* **Assignment**
What you give back must match the records below exactly, apart from the pictures, which are omitted.

#####

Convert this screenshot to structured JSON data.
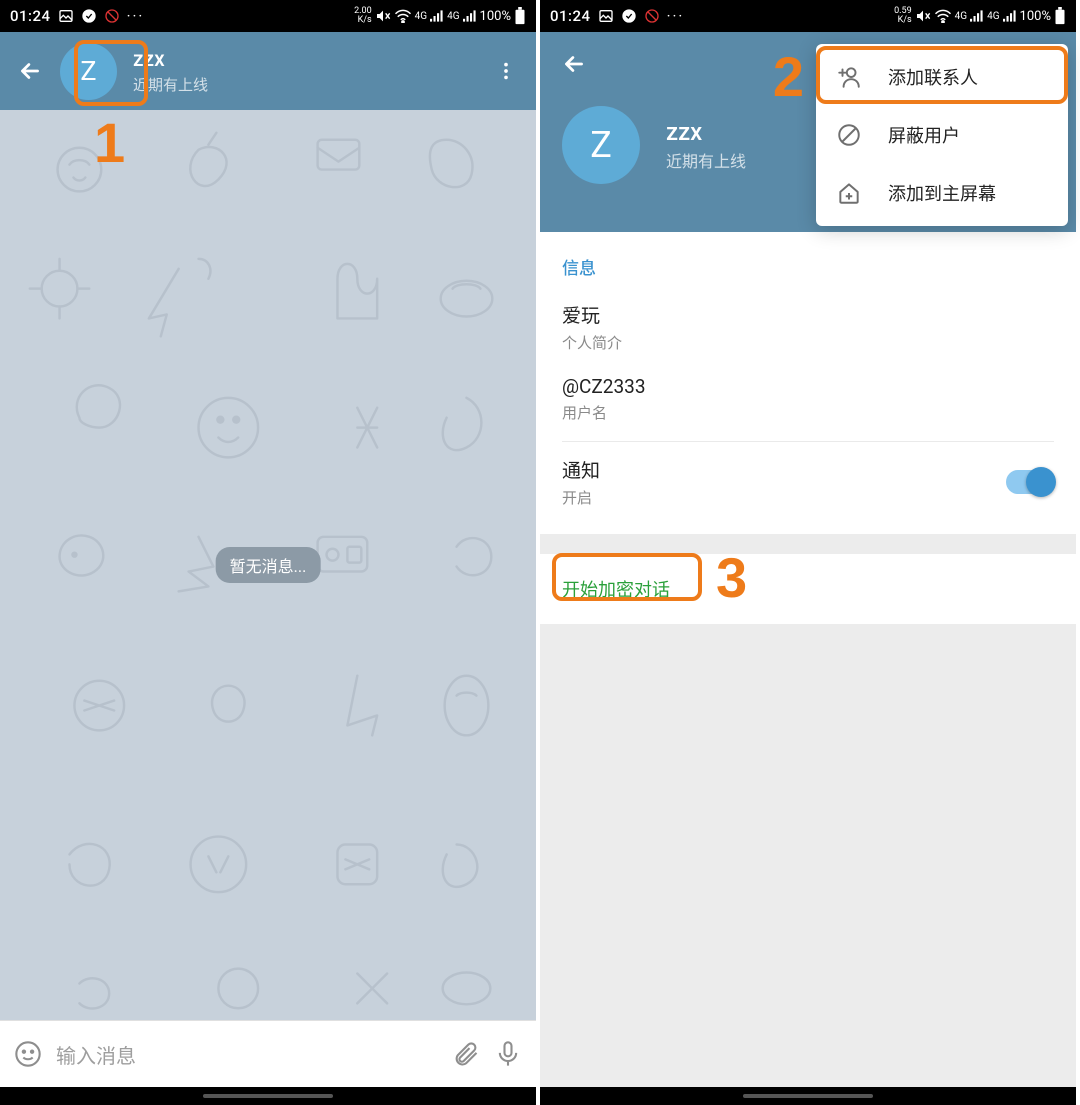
{
  "status": {
    "time": "01:24",
    "kbs_left": "2.00",
    "kbs_right": "0.59",
    "kbs_unit": "K/s",
    "net": "4G",
    "battery": "100%",
    "ellipsis": "···"
  },
  "left": {
    "contact": {
      "initial": "Z",
      "name": "zzx",
      "status": "近期有上线"
    },
    "empty_message": "暂无消息...",
    "input_placeholder": "输入消息"
  },
  "right": {
    "contact": {
      "initial": "Z",
      "name": "zzx",
      "status": "近期有上线"
    },
    "menu": {
      "add_contact": "添加联系人",
      "block_user": "屏蔽用户",
      "add_to_home": "添加到主屏幕"
    },
    "info": {
      "section_title": "信息",
      "bio_value": "爱玩",
      "bio_label": "个人简介",
      "username_value": "@CZ2333",
      "username_label": "用户名",
      "notifications_label": "通知",
      "notifications_value": "开启"
    },
    "action": {
      "start_secret_chat": "开始加密对话"
    }
  },
  "annotations": {
    "n1": "1",
    "n2": "2",
    "n3": "3"
  }
}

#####

* **Task answer**
Convert this screenshot to structured JSON data.
{
  "status": {
    "time": "01:24",
    "kbs_left": "2.00",
    "kbs_right": "0.59",
    "kbs_unit": "K/s",
    "net": "4G",
    "battery": "100%",
    "ellipsis": "···"
  },
  "left": {
    "contact": {
      "initial": "Z",
      "name": "zzx",
      "status": "近期有上线"
    },
    "empty_message": "暂无消息...",
    "input_placeholder": "输入消息"
  },
  "right": {
    "contact": {
      "initial": "Z",
      "name": "zzx",
      "status": "近期有上线"
    },
    "menu": {
      "add_contact": "添加联系人",
      "block_user": "屏蔽用户",
      "add_to_home": "添加到主屏幕"
    },
    "info": {
      "section_title": "信息",
      "bio_value": "爱玩",
      "bio_label": "个人简介",
      "username_value": "@CZ2333",
      "username_label": "用户名",
      "notifications_label": "通知",
      "notifications_value": "开启"
    },
    "action": {
      "start_secret_chat": "开始加密对话"
    }
  },
  "annotations": {
    "n1": "1",
    "n2": "2",
    "n3": "3"
  }
}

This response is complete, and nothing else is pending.